A Nikon E800 fluorescence microscope with a customized dark-field illumination system was used for image capture37. This was mounted in a custom box with a heater to maintain the temperature at 25 °C (Air-Therm ATX, WPI). A Nikon Plan Fluor × 100 0.5–3 NA variable iris objective lens and × 1.25 intermediate magnification were used and images captured by an EM-CCD (iXonEM+DU-897E, Andor). Epifluorescence illumination used a stabilized mercury lamp (X-cite exacte, Lumen Dynamics) coupled to the microscope via a light pipe. For dark-field illumination a 100-W mercury lamp was connected via a fibre optic light scrambler (Technical video), cold mirror and GIF 500–568 nm band-pass filter (Nikon). Fluorescence excitation and emission filters (Chroma) E460SPUVv2 and D525/20m for Alexa-488 together with S654/24x and S710/60m for Alexa-680 plus ND filters were mounted in motorized filter wheels (LEP MAC5000). An FF502/670-Di01 dichroic mirror (Semrock) permitted fluorescence and dark-field imaging. Electronic shutters were used to rapidly switch between fluorescence and epifluorescence modes. Metamorph software (Molecular Devices) was used to control the microscope and camera. Images for GTP dynamics were captured at 0.5 s intervals using 100 ms exposures at a spatial resolution of 0.128 μm pixel−1. GMPCPP kinesin-clamp assays used 1 s intervals and 0.128 μm pixel−1.

Metamorph software was used to generate kymographs of dynamic MTs. A custom macro GetEdge was used in ImageJ (Rasband, W.S., ImageJ, U. S. National Institutes of Health, Bethesda, Maryland, USA,, 1997–2012) to automatically digitize MT end locations from the Kymographs37. The MT end positions were plotted against time and manually analysed to identify regions of growth and shrinkage. Growth and shrinkage rates were determined using linear regression fits. MT catastrophe frequencies were calculated as the total number of catastrophe events divided by the total time that MTs were observed in growth. Rescue frequencies were the total number of rescue events divided by the total time MTs were shrinking.
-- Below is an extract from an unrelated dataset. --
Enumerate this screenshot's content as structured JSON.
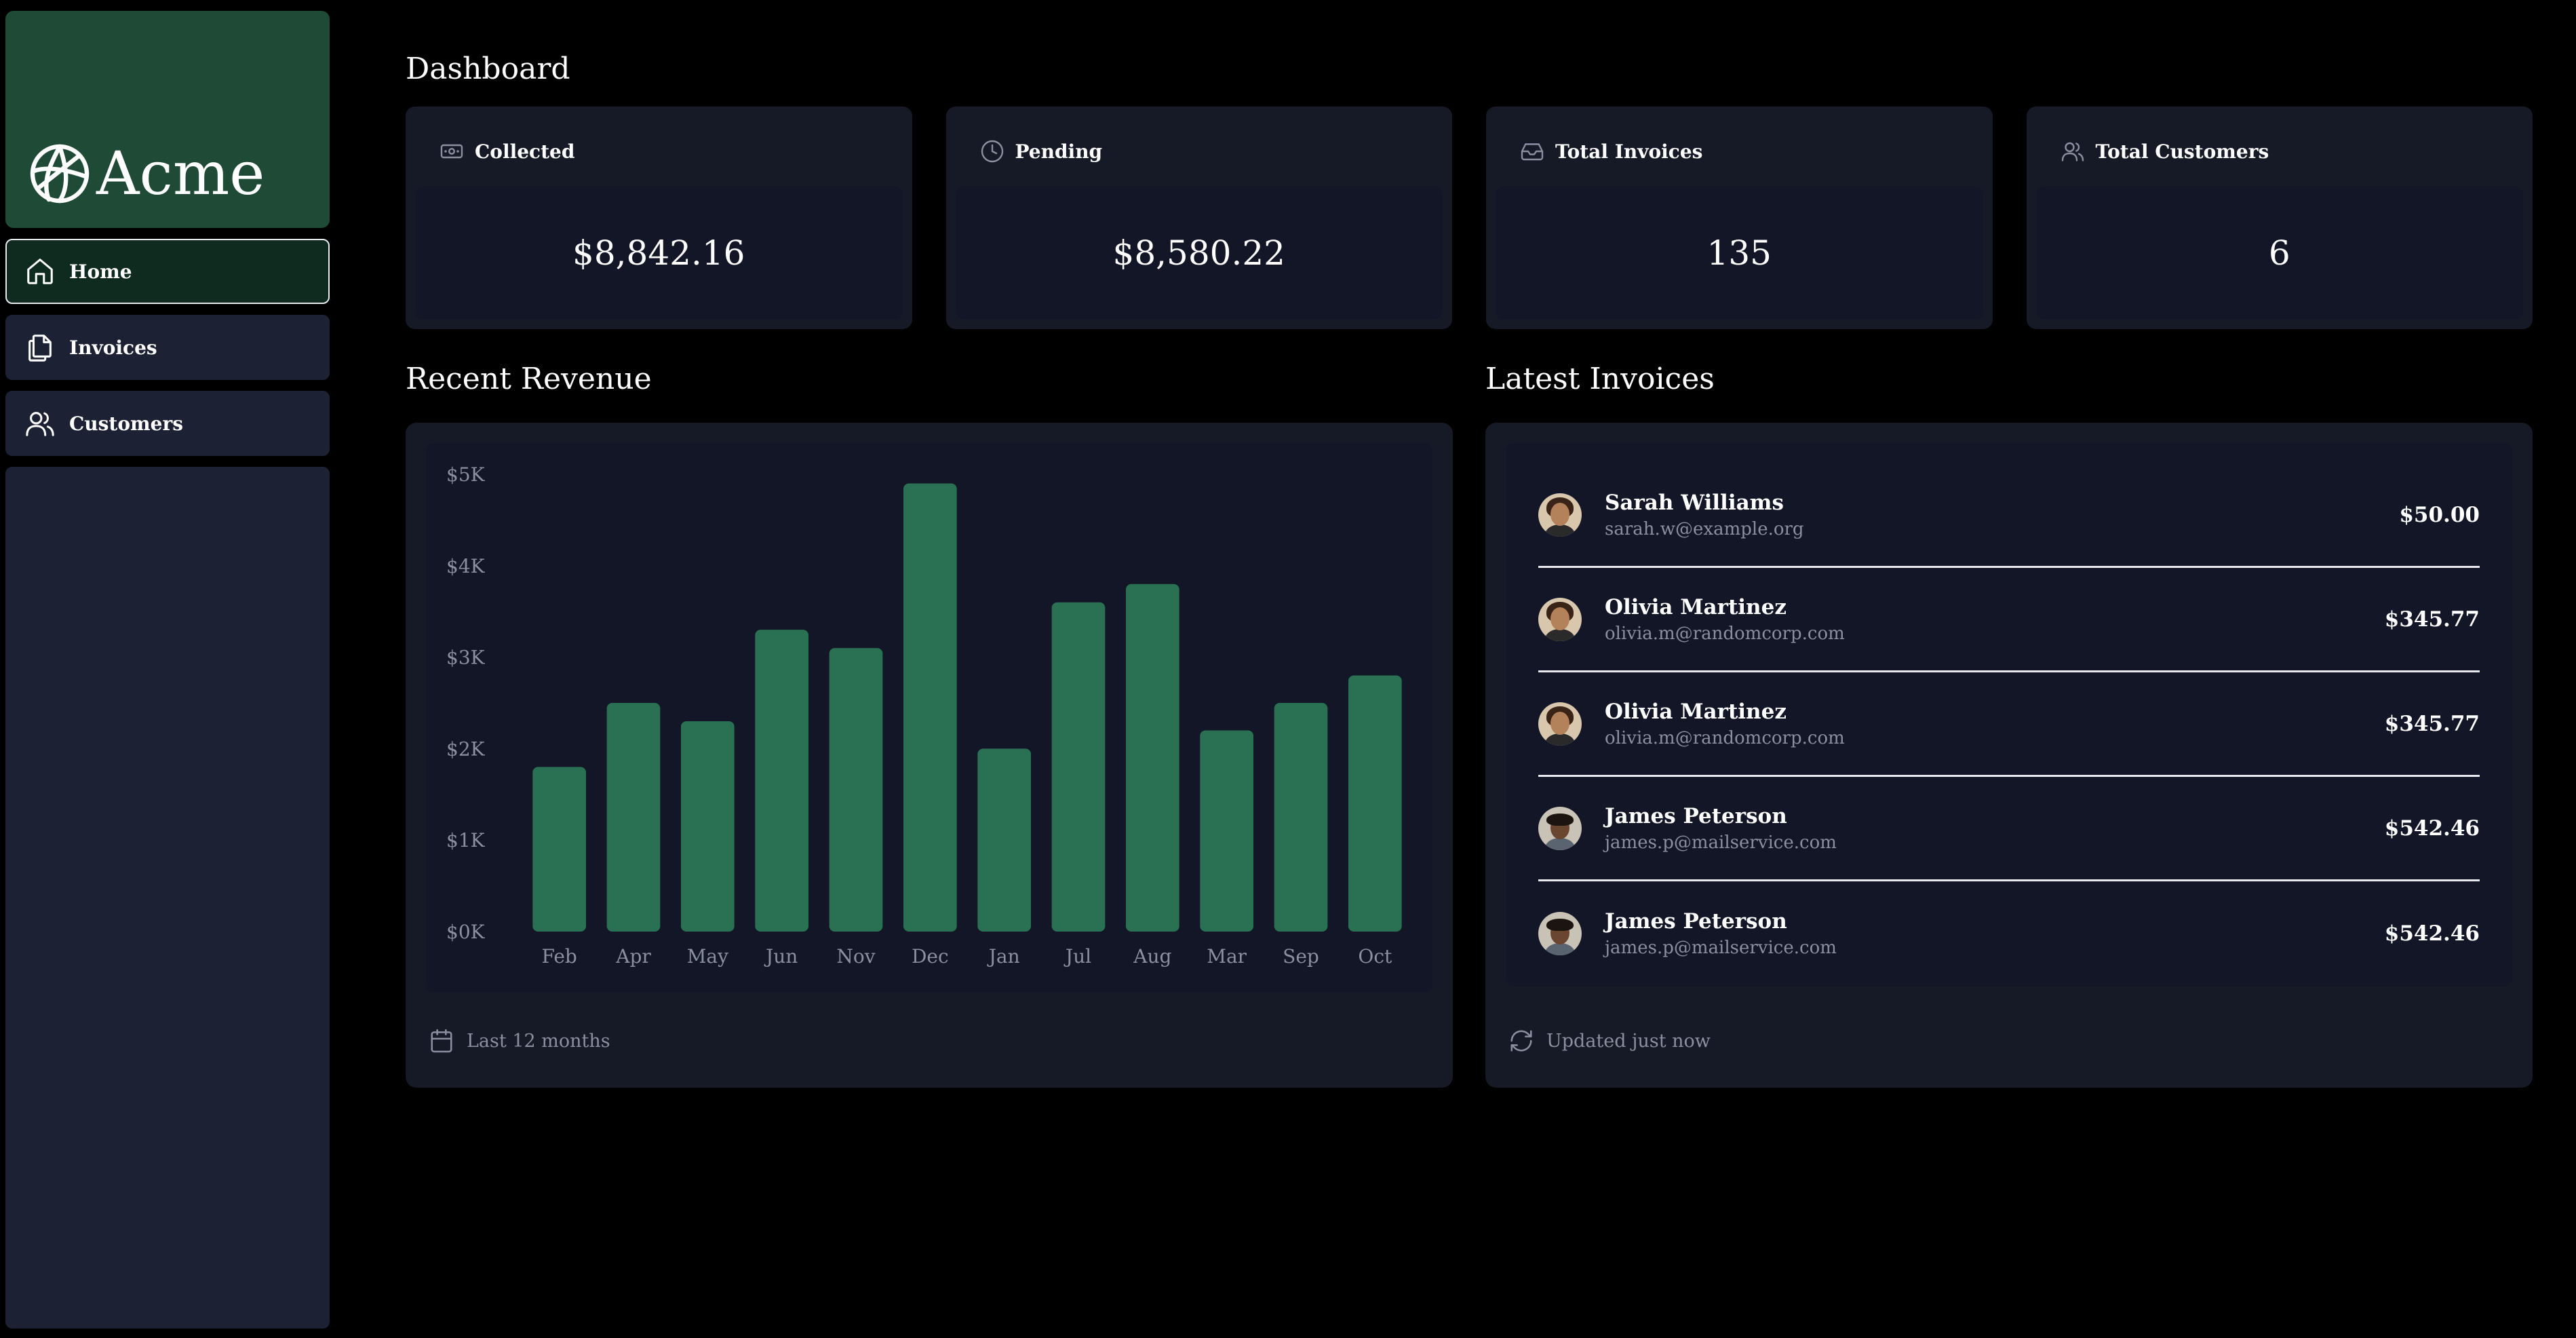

Regrowth from the MT seed was not counted as a rescue.


Statistical tests were carried out using Prism (Graphpad) or Minitab software.

Additional information

How to cite this article: Katsuki, M. et al. Ectopic A-lattice seams destabilize microtubules. Nat. Commun. 5:3094 doi: 10.1038/ncomms4094 (2014).